Read the listing below and copy out every line that holds "JSON".

[[ INFORMATION open ]]

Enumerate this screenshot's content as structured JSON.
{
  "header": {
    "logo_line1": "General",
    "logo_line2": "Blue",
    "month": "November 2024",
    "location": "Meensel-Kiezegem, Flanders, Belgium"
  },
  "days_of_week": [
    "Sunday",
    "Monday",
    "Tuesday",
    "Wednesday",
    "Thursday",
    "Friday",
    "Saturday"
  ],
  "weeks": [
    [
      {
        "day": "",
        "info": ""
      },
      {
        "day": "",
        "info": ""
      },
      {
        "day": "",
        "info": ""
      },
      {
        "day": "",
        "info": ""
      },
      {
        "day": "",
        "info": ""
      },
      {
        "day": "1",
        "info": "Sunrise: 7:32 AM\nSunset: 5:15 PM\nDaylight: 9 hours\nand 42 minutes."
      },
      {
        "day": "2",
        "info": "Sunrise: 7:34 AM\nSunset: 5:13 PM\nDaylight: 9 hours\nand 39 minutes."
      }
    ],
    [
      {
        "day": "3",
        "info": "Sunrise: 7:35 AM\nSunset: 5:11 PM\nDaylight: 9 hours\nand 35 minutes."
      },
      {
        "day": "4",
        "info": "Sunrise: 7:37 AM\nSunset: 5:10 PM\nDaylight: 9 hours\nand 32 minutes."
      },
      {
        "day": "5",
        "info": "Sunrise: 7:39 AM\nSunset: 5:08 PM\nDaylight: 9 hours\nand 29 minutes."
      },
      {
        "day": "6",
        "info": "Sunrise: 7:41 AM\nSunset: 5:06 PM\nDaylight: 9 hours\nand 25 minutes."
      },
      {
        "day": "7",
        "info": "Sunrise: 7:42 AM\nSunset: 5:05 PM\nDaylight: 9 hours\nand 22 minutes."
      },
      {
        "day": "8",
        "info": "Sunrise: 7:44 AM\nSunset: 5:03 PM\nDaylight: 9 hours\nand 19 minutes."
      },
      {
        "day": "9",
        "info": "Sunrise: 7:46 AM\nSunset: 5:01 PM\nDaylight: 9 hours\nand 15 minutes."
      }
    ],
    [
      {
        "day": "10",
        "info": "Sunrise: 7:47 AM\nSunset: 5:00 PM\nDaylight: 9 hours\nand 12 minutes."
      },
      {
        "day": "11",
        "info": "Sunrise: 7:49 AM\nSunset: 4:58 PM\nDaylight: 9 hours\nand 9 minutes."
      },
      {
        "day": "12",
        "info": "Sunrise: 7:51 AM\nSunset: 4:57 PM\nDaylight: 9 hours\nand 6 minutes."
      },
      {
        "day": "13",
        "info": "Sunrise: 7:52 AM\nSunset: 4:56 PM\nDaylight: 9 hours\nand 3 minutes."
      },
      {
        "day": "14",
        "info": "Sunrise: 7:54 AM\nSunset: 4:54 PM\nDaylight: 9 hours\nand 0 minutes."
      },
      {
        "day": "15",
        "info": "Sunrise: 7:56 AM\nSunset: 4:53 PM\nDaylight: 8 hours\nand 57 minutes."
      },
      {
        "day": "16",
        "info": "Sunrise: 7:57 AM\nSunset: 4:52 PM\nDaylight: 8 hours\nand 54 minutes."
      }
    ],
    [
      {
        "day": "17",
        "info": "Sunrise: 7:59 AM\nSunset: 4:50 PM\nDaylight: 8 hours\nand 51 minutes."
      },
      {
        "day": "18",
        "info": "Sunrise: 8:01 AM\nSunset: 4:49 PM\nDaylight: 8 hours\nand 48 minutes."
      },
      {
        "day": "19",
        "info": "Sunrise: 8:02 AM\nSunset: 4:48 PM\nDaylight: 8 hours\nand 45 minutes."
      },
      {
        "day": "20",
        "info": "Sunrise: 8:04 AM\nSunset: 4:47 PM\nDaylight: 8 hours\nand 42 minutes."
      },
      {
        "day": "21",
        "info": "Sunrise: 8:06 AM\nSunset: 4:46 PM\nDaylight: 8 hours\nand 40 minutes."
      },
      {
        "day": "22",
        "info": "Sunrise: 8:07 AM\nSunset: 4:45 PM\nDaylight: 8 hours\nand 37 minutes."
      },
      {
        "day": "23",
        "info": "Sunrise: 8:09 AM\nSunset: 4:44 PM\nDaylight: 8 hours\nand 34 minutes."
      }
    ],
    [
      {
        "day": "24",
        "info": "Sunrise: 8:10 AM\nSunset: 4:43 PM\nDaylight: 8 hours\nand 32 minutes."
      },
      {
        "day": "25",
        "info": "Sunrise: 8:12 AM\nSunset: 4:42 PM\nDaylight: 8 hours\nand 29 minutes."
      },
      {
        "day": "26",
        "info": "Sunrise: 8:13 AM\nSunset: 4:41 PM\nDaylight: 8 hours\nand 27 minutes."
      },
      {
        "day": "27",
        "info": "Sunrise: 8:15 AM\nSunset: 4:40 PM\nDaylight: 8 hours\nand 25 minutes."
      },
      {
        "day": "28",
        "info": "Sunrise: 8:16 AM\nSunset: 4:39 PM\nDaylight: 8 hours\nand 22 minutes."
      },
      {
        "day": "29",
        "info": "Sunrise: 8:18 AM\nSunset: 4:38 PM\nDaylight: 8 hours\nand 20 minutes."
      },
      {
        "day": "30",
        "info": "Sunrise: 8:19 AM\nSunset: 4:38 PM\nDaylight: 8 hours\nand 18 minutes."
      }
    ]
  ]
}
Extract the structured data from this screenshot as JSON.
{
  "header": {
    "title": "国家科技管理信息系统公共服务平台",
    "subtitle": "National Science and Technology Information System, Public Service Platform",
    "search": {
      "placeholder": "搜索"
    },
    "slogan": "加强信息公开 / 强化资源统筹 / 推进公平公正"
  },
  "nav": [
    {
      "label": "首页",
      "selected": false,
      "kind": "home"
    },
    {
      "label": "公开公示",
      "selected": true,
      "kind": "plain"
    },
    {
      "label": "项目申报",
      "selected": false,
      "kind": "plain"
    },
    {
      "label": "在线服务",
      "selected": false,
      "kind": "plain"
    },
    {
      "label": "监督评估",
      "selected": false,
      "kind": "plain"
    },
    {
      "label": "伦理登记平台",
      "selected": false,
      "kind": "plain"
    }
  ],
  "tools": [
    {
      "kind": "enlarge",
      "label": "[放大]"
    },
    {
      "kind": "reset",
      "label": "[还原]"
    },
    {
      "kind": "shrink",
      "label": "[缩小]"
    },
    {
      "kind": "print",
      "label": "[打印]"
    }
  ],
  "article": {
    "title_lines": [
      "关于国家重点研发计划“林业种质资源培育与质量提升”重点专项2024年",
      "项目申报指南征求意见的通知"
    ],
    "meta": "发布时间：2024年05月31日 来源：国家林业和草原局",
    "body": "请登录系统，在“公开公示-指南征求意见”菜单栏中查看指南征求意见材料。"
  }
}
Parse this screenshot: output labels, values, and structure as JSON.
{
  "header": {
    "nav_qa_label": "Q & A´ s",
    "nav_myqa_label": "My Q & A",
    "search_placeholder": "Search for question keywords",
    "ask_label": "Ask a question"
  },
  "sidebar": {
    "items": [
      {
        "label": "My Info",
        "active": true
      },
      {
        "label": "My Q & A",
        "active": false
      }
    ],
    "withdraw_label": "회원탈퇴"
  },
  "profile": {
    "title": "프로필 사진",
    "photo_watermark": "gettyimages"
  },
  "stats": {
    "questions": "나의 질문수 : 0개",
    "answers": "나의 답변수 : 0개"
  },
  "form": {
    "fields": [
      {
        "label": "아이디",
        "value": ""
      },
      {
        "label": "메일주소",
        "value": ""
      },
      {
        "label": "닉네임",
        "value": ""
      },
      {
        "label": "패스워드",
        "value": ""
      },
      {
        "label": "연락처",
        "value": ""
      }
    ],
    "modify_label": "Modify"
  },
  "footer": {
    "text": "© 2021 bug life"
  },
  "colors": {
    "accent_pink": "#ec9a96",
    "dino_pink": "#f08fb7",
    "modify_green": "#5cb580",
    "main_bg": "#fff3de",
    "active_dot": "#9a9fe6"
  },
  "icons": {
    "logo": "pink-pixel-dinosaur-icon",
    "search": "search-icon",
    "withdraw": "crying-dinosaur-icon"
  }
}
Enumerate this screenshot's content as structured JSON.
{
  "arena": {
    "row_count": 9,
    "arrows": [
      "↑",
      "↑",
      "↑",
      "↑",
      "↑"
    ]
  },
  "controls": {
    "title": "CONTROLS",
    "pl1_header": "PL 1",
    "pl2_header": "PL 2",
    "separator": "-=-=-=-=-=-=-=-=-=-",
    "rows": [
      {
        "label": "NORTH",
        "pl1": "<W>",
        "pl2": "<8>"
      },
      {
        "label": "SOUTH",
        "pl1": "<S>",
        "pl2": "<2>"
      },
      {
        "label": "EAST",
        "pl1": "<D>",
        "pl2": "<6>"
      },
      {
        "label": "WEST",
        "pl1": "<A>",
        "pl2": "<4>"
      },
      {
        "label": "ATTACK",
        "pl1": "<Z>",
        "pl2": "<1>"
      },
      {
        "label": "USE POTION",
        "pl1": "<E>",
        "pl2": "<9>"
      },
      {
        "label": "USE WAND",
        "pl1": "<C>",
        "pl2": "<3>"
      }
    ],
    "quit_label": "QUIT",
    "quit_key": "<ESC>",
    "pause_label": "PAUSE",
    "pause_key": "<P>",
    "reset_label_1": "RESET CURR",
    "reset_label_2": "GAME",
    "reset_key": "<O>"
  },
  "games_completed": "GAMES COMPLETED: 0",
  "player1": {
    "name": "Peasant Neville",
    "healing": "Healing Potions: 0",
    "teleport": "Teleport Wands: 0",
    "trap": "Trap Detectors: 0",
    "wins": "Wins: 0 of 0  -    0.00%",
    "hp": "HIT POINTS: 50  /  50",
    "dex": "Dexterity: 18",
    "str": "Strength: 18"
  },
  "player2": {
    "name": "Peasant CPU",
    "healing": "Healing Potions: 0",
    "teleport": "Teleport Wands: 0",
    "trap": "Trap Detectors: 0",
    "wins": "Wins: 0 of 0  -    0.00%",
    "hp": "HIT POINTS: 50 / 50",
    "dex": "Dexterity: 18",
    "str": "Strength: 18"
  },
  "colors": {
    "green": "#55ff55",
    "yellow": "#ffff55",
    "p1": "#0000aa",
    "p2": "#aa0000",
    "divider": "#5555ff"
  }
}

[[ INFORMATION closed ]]

REPLY TO THE EXERCISE -
Enumerate this screenshot's content as structured JSON.
Extract the structured data from this screenshot as JSON.
Parse this screenshot: output labels, values, and structure as JSON.
Enumerate this screenshot's content as structured JSON.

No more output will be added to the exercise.